1. Cleland JA, Childs JD, Fritz JM, Whitman JM, Eberhart SL. "Development of a clinical prediction rule for guiding treatment of a subgroup of patients with neck pain: use of thoracic spine manipulation, exercise, and patient education." Phys Ther. 2007 Jan.
2. Egan W, Burns S, Flynn T, and Ojha H. The Thoracic Spine and Rib Cage: Physical Therapy Patient Management Utilizing Current Evidence. Current Concepts of Orthopaedic Physical Therapy, 3rd Ed. La Crosse, WI. 2011.
3. Neumann, Donald. Kinesiology of the Musculoskeletal System: Foundations for Rehabilitation. 2nd edition. St. Louis, MO: Mosby Elsevier, 2010. 322-323. Print
"How Long Will It Take to Get Better After My Surgery?"

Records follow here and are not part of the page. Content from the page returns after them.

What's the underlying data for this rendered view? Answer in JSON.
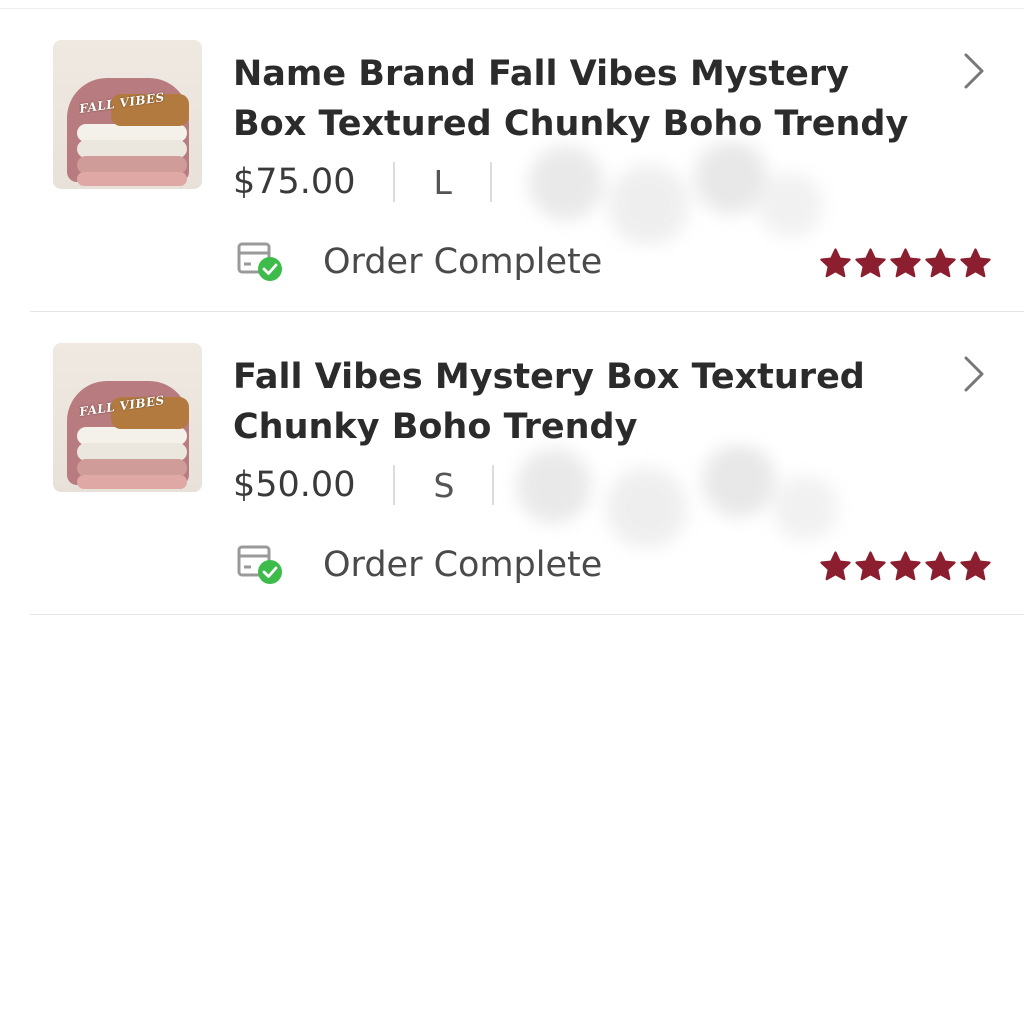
{
  "orders": [
    {
      "thumb_text": "FALL VIBES",
      "title": "Name Brand Fall Vibes Mystery Box Textured Chunky Boho Trendy",
      "price": "$75.00",
      "size": "L",
      "status": "Order Complete",
      "rating": 5
    },
    {
      "thumb_text": "FALL VIBES",
      "title": "Fall Vibes Mystery Box Textured Chunky Boho Trendy",
      "price": "$50.00",
      "size": "S",
      "status": "Order Complete",
      "rating": 5
    }
  ],
  "colors": {
    "star": "#8b1e2f",
    "check": "#3dbb4b",
    "text": "#2b2b2b"
  },
  "icons": {
    "chevron": "chevron-right-icon",
    "status": "package-check-icon",
    "star": "star-icon"
  }
}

Patients often have unrealistic expectations regarding their rehabilitation prognosis and expected symptoms throughout each stage of the healing process. I like to use the graph below to help educate patients regarding how long it takes to feel 'normal' post-surgery. While 12 months can seem daunting for many patients, this timeframe is an honest and realistic approach to surgical tissue healing.

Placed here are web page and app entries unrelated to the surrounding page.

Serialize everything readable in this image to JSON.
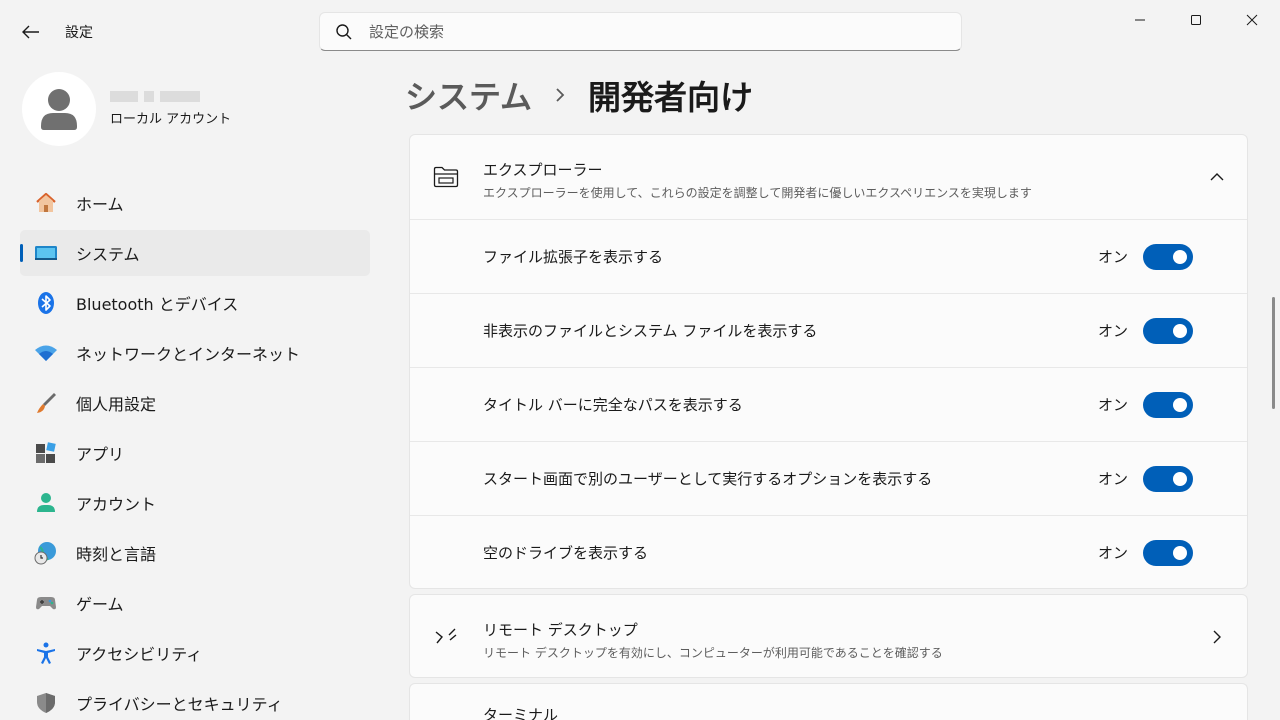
{
  "window": {
    "app_title": "設定"
  },
  "search": {
    "placeholder": "設定の検索"
  },
  "profile": {
    "account_type": "ローカル アカウント"
  },
  "nav": {
    "items": [
      {
        "label": "ホーム",
        "icon": "home-icon"
      },
      {
        "label": "システム",
        "icon": "system-icon",
        "active": true
      },
      {
        "label": "Bluetooth とデバイス",
        "icon": "bluetooth-icon"
      },
      {
        "label": "ネットワークとインターネット",
        "icon": "wifi-icon"
      },
      {
        "label": "個人用設定",
        "icon": "brush-icon"
      },
      {
        "label": "アプリ",
        "icon": "apps-icon"
      },
      {
        "label": "アカウント",
        "icon": "account-icon"
      },
      {
        "label": "時刻と言語",
        "icon": "globe-clock-icon"
      },
      {
        "label": "ゲーム",
        "icon": "gamepad-icon"
      },
      {
        "label": "アクセシビリティ",
        "icon": "accessibility-icon"
      },
      {
        "label": "プライバシーとセキュリティ",
        "icon": "shield-icon"
      }
    ]
  },
  "breadcrumb": {
    "parent": "システム",
    "current": "開発者向け"
  },
  "explorer": {
    "title": "エクスプローラー",
    "description": "エクスプローラーを使用して、これらの設定を調整して開発者に優しいエクスペリエンスを実現します",
    "settings": [
      {
        "label": "ファイル拡張子を表示する",
        "state": "オン"
      },
      {
        "label": "非表示のファイルとシステム ファイルを表示する",
        "state": "オン"
      },
      {
        "label": "タイトル バーに完全なパスを表示する",
        "state": "オン"
      },
      {
        "label": "スタート画面で別のユーザーとして実行するオプションを表示する",
        "state": "オン"
      },
      {
        "label": "空のドライブを表示する",
        "state": "オン"
      }
    ]
  },
  "remote_desktop": {
    "title": "リモート デスクトップ",
    "description": "リモート デスクトップを有効にし、コンピューターが利用可能であることを確認する"
  },
  "terminal": {
    "title": "ターミナル"
  },
  "colors": {
    "accent": "#005fb8",
    "background": "#f3f3f3",
    "card": "#fbfbfb"
  }
}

PHYSICAL THERAPY PHASE (0-3 months)
During the first 12 weeks following trauma or onset of symptoms, patients are generally improving. From a physiological perspective, collagen is maturing, remodeling, and getting stronger. In this stage patients are almost solely attending physical therapy and performing corrective exercises. At the end of 12 weeks, patients likely will feel 60-70% back to their prior level of function. Individuals who perform desk jobs should be back at full duty; more strenuous jobs are still on partial duty.
COMBO GYM + CONTINUED PHYSICAL THERAPY REHAB (3-6 months)
From 3-6 months the patient usually begins their normal gym routine (strength training and cardiovascular exercise) while performing rehabilitation concurrently. I generally think of this phase as someone attending PT 1x/week and performing their gym routine 3-4x/week. In this phase, the individual is starting to feel significantly better, but they have not reached full strength yet. They still have some discomfort (not necessarily pain), and transitional movements, such as getting out of bed and getting up from a chair are still not normal. Ultimately, they still need more work!
FULL RETURN TO NORMAL ACTIVITY/SPORT (6-12 months)
From 6-12 months, the patient has typically stopped their formal rehabilitation program. They are now performing their normal gym routine and daily activities. The individual continues to progress strength, mobility, flexibility, but now has all the tools needed to be independent. The occasional flare up may occur (especially if a novel training movement is incorporated), but is not anticipated. At the end of the 9-12 months, they should have reached life as usual.
Many patients do NOT realize how long post-surgery rehabilitation takes. In my active cash-based population, many of my patient's have self proclaimed high pain tolerances and feel better relatively quickly. Despite subjectively feeling strong, practitioners must remember that scar tissue continues to mature and remodel for 2+ years! Strengthening and retraining movement patterns will take months (even after the patient feels better). Reaching 100% pain free and 'normal' activity generally takes longer than someone will anticipate. Being honest and giving appropriate education early on can change a patient's outlook on their condition. Use this graph when educating your patients!
-Jim Heafner PT, DPT, OCS